START Entries supplied
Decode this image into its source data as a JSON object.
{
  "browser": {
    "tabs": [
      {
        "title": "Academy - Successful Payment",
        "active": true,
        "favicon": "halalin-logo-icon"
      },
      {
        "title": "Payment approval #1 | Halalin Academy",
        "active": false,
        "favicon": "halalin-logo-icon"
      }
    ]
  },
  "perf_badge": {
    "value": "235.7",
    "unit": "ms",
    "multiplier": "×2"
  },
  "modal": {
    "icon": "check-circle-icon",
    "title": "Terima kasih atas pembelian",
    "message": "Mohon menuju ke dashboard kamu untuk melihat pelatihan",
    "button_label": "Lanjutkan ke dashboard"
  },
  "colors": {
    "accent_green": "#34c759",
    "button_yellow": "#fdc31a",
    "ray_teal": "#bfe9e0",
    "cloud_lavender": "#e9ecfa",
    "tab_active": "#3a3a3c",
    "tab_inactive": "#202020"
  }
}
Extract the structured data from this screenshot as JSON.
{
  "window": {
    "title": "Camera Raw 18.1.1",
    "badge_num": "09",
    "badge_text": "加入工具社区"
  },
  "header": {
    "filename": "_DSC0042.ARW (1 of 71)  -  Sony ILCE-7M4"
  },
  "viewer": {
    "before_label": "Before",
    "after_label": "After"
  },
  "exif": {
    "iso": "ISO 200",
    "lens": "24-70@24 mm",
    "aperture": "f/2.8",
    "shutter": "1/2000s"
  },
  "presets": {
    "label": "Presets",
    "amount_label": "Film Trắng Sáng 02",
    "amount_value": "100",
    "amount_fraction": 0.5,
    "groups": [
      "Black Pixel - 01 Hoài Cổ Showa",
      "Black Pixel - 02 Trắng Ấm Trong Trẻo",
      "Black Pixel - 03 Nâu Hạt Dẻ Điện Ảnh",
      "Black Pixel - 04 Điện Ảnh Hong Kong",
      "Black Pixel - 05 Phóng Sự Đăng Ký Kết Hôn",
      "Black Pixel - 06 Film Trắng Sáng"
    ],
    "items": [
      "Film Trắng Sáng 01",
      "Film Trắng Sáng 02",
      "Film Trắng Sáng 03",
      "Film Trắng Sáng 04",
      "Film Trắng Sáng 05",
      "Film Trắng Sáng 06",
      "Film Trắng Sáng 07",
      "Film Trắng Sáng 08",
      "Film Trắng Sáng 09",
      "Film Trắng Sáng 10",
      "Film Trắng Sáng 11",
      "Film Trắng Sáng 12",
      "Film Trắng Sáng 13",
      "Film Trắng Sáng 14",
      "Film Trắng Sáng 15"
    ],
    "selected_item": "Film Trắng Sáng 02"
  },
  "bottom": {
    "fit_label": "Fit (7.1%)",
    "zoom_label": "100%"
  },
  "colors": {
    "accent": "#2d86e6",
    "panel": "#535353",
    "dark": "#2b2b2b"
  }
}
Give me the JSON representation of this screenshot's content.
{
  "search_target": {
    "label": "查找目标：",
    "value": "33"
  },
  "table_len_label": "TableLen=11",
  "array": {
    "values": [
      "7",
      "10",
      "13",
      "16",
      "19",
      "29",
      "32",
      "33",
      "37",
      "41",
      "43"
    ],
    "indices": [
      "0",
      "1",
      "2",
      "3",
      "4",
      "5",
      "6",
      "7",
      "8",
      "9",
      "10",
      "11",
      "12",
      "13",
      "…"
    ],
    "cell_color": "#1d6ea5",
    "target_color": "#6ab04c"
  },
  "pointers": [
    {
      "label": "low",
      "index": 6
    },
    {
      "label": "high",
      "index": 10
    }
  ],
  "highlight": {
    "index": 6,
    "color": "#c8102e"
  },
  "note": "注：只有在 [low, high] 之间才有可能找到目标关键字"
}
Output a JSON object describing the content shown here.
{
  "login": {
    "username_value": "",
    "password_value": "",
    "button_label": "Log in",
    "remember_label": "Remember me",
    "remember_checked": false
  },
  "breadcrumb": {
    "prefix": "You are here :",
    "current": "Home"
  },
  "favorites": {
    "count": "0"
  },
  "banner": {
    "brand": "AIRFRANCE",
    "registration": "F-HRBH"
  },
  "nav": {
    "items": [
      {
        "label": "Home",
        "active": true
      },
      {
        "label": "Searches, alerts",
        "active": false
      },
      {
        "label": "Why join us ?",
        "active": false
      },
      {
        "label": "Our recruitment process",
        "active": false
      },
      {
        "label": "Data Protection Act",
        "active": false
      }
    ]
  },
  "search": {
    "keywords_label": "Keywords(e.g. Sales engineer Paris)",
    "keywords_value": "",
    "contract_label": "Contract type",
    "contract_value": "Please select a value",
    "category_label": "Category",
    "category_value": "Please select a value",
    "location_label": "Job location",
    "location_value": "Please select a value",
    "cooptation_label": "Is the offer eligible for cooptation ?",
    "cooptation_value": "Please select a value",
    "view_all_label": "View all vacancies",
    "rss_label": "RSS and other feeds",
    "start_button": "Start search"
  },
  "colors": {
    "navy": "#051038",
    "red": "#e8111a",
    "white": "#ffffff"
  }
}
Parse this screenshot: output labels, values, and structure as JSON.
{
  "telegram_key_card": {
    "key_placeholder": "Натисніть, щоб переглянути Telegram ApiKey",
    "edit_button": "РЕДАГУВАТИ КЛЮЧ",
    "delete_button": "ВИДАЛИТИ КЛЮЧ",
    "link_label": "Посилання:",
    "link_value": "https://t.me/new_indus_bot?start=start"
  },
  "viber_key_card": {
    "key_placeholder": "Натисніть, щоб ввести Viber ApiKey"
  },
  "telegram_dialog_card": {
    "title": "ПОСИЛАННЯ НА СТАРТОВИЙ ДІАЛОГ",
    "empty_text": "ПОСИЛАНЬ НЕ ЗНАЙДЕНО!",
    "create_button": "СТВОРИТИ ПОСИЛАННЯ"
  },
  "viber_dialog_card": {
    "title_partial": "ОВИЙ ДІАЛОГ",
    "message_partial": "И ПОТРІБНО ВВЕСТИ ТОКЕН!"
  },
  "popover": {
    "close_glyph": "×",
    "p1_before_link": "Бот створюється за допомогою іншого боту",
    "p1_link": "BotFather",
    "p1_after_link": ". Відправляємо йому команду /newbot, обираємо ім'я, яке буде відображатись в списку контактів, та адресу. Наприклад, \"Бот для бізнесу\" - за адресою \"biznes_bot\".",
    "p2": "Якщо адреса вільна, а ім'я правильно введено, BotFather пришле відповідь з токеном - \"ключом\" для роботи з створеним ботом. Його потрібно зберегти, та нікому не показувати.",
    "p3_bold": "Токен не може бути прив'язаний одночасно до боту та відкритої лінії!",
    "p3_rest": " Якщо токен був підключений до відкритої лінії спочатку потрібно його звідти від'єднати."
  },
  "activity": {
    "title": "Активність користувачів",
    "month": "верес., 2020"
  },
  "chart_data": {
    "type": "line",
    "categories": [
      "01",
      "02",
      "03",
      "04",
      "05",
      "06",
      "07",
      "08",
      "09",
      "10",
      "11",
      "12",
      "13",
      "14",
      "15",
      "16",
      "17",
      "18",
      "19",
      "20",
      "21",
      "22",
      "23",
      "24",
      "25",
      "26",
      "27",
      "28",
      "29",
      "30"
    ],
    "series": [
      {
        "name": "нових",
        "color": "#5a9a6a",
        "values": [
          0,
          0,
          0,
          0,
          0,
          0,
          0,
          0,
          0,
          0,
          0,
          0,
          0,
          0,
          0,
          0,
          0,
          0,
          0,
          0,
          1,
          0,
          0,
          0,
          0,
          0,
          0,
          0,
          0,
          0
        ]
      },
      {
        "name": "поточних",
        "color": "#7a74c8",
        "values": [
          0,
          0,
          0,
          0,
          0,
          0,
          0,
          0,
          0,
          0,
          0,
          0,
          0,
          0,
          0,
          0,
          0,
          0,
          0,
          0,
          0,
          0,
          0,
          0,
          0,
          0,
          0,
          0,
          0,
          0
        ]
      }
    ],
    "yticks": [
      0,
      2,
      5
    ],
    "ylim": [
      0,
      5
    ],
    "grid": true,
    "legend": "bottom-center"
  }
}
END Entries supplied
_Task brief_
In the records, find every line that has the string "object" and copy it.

_Solution to the exercise_
Decode this image into its source data as a JSON object.
Output a JSON object describing the content shown here.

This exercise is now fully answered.